Figure 2. 3D visualisation and segmentation of the phase volume. (a) Renal capsule with ureter (yellow) and surrounding fatty tissue (semi-transparent grey). (b) Combined visualisation of vascular network (arteries and veins) and tissue microstructure of the kidney extracted from the same data set. A slice through the phase volume is shown in semi-transparent colours (blue: IM and ISOM, green: OSOM and COR). (c) Location of one renal nephron in the 3D phase volume and (d) segmented nephron consisting of blood vessel supply, glomerulus, and tubule.

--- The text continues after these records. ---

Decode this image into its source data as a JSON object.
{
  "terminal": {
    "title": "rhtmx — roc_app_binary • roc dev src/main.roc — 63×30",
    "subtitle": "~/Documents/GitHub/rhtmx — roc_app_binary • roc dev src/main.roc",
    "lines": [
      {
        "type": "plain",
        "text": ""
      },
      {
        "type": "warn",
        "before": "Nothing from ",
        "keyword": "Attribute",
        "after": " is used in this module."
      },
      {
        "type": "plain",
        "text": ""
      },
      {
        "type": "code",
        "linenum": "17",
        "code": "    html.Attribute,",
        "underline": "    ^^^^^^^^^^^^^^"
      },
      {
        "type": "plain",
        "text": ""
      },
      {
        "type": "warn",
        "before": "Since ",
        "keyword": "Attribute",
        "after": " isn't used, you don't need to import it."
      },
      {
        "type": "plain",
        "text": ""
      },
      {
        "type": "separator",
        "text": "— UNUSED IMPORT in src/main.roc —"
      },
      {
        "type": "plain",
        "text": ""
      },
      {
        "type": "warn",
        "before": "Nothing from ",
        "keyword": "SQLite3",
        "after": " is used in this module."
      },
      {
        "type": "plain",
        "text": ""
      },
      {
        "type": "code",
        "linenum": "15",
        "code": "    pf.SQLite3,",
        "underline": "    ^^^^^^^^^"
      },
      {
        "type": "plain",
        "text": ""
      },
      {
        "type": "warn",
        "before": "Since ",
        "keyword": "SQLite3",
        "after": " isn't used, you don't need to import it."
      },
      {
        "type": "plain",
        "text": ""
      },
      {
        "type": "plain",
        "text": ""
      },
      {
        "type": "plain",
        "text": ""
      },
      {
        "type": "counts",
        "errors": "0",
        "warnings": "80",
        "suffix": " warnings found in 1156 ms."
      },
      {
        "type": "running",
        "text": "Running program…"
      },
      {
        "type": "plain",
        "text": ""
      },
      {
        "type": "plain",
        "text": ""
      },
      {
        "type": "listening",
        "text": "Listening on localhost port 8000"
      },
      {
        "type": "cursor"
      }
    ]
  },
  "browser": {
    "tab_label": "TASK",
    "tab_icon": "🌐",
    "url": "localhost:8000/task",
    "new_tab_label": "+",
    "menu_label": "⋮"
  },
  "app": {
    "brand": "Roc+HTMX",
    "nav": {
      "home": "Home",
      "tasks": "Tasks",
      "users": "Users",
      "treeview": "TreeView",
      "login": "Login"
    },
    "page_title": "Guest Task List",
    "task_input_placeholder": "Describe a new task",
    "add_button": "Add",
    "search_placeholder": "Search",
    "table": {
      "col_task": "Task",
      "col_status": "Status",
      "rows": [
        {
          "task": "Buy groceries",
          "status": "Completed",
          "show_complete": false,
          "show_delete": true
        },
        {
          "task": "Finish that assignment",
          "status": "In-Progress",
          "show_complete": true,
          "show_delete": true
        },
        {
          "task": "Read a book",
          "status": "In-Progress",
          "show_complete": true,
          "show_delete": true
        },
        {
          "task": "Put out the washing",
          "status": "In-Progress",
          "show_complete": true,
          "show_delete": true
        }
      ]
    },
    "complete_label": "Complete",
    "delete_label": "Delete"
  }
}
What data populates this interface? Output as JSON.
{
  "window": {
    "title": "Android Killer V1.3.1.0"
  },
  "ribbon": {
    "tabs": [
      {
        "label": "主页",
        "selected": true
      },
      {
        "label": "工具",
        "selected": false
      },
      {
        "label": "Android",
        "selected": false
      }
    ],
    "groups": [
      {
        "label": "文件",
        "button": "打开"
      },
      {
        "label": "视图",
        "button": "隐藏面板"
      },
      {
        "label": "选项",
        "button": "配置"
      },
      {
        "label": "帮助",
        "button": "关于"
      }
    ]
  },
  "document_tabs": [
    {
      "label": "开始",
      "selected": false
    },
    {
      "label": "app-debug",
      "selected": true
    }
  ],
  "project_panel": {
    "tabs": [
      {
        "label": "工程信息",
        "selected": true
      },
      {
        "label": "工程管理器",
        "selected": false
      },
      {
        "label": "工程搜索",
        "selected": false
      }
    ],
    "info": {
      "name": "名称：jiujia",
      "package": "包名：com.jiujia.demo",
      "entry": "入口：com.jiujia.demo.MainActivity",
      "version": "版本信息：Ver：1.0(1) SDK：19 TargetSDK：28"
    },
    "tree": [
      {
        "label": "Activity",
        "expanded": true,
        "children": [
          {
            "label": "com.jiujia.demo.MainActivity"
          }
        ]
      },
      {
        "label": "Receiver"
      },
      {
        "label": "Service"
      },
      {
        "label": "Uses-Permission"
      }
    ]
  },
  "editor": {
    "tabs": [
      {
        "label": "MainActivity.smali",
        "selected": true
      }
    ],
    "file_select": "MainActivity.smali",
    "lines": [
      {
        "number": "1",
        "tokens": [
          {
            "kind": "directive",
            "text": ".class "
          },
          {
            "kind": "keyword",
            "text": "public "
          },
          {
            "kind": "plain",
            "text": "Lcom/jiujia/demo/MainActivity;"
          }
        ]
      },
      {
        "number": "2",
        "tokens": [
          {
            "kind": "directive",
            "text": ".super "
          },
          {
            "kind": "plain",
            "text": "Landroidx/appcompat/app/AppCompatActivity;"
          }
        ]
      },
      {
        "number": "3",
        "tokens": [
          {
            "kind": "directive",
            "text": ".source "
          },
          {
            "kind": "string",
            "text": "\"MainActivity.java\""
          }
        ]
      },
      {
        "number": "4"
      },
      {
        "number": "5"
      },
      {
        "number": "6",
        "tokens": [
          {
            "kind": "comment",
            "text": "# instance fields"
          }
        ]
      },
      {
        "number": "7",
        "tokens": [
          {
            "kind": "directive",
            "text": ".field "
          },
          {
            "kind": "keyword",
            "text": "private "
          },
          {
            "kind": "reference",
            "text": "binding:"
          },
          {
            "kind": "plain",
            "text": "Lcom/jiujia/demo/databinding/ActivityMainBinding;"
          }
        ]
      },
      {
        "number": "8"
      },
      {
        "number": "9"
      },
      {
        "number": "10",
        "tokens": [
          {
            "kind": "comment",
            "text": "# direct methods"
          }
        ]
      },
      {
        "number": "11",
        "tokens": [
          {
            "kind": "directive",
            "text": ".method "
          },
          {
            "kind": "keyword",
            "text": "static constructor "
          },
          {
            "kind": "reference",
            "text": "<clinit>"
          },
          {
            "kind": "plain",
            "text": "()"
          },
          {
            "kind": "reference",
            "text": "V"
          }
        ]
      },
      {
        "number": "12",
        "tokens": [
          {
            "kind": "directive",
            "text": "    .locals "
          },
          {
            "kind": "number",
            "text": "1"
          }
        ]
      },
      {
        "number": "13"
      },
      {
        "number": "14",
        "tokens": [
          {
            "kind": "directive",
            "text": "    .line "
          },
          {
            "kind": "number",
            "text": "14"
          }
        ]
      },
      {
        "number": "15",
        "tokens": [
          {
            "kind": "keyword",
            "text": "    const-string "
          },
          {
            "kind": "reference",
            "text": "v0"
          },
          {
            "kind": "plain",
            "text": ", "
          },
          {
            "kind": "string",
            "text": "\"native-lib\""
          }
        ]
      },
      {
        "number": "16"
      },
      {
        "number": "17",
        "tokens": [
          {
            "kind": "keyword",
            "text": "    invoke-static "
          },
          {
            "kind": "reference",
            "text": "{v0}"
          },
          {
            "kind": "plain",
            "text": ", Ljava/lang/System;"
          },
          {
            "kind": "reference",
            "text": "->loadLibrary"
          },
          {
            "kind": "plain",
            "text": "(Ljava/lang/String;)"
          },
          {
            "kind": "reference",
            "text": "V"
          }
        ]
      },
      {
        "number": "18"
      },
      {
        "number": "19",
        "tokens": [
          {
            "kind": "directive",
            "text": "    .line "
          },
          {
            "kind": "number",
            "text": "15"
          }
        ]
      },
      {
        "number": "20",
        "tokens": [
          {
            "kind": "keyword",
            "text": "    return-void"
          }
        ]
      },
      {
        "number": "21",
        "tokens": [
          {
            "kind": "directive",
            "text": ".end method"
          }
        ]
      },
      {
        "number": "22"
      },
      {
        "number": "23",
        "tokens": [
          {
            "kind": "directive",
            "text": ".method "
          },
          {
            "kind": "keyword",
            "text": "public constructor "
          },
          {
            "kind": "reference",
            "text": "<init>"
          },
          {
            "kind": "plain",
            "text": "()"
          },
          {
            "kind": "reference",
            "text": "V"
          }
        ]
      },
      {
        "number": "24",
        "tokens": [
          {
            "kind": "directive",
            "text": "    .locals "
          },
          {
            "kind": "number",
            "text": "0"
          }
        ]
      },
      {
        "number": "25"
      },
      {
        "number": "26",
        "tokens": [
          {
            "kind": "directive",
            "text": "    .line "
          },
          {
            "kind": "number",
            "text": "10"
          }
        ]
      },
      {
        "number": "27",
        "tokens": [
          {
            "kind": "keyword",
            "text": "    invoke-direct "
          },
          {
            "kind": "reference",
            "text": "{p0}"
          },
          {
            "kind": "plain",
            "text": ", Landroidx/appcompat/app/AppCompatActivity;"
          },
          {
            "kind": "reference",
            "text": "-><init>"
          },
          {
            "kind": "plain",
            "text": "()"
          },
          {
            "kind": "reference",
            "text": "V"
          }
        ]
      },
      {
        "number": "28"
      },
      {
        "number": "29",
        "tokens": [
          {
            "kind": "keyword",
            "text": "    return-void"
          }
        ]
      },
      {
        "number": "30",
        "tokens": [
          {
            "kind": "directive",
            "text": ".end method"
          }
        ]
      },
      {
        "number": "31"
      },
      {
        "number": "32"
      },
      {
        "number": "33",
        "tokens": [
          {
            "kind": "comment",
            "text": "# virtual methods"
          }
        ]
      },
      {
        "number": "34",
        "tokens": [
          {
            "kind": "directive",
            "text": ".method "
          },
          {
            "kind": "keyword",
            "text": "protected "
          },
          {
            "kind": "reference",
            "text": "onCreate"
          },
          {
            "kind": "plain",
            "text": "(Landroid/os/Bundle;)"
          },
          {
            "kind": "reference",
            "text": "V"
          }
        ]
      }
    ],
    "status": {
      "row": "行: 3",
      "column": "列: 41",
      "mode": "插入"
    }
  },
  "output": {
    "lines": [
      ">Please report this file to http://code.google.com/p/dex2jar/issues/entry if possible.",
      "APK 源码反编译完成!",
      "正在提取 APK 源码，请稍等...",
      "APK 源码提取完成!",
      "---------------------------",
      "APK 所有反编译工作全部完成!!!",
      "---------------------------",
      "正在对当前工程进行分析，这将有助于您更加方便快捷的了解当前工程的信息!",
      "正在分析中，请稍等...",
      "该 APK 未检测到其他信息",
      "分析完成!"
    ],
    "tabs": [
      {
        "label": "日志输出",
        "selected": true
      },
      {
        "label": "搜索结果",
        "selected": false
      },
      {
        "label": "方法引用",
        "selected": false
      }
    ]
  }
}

With its high sensitivity, quantitative character and simple setup, X-ray speckle-based imaging has great potential as an imaging method in fundamental biomedical research and clinical histopathology to extend and complement conventional histology. Moreover, the method is also promising for applications in other fields that rely on visualising small density differences such as materials science and palaeontology.

The results of this research are illustrated by the following movie: Summary of the 3D virtual histology of the mouse kidney.



Principal publication and authors
X-ray phase tomography with near-field speckles for three-dimensional virtual histology, Zdora M.-C. (a,b,c), Thibault P. (a,b), Kuo W. (d,e), Fernandez V. (f), Deyhle H. (b), Vila-Comamala J. (g), Olbinado M.P. (h,i), Rack A. (i), Lackie P.M. (j), Katsamenis O.L. (k), Lawson M.J. (j), Kurtcuoglu V. (d,e,l), Rau C. (b), Pfeiffer F. (m,n), Zanette I. (a), Optica 7, 1221-1227 (2020); doi: 10.1364/OPTICA.399421.
(a) School of Physics & Astronomy, University of Southampton (United Kingdom)
(b) Diamond Light Source, Didcot (United Kingdom)
(c) Department of Physics & Astronomy, University College London (United Kingdom)
(d) The Interface Group, Institute of Physiology, University of Zurich (Switzerland)
(e) National Centre of Competence in Research, Kidney.CH, Zurich (Switzerland)
(f) Imaging and Analysis Centre, Natural History Museum, London (United Kingdom)
(g) Institute for Biomedical Engineering, ETH Zurich (Switzerland)
(h) Paul Scherrer Institute, Villigen PSI (Switzerland)
(i) ESRF
(j) Clinical and Experimental Sciences, Faculty of Medicine, University of Southampton (United Kingdom)
(k) μ-VIS X-Ray Imaging Centre, Faculty of Engineering and Physical Sciences, University of Southampton (United Kingdom)
(l) Zurich Center for Integrative Human Physiology, University of Zurich (Switzerland)
(m) Chair of Biomedical Physics, Department of Physics and Munich School of BioEngineering, Technical University of Munich, Garching (Germany)
(n) Department of Diagnostic and Interventional Radiology, Klinikum rechts der Isar, Technical University of Munich (Germany)


[1] Zdora M.-C., J. Imaging 4, 60 (2018).
[2] Berujon S. et al., Phys. Rev. Lett. 108, 158102 (2012).
[3] Morgan K.S. et al., Appl. Phys. Lett. 100, 124102 (2012).
[4] Zdora M.-C. et al., Phys. Rev. Lett. 118, 203903 (2017).


Top image: Simultaneous visualisation of tissue structure and blood vessels of a mouse kidney obtained with X-ray speckle-based phase tomography.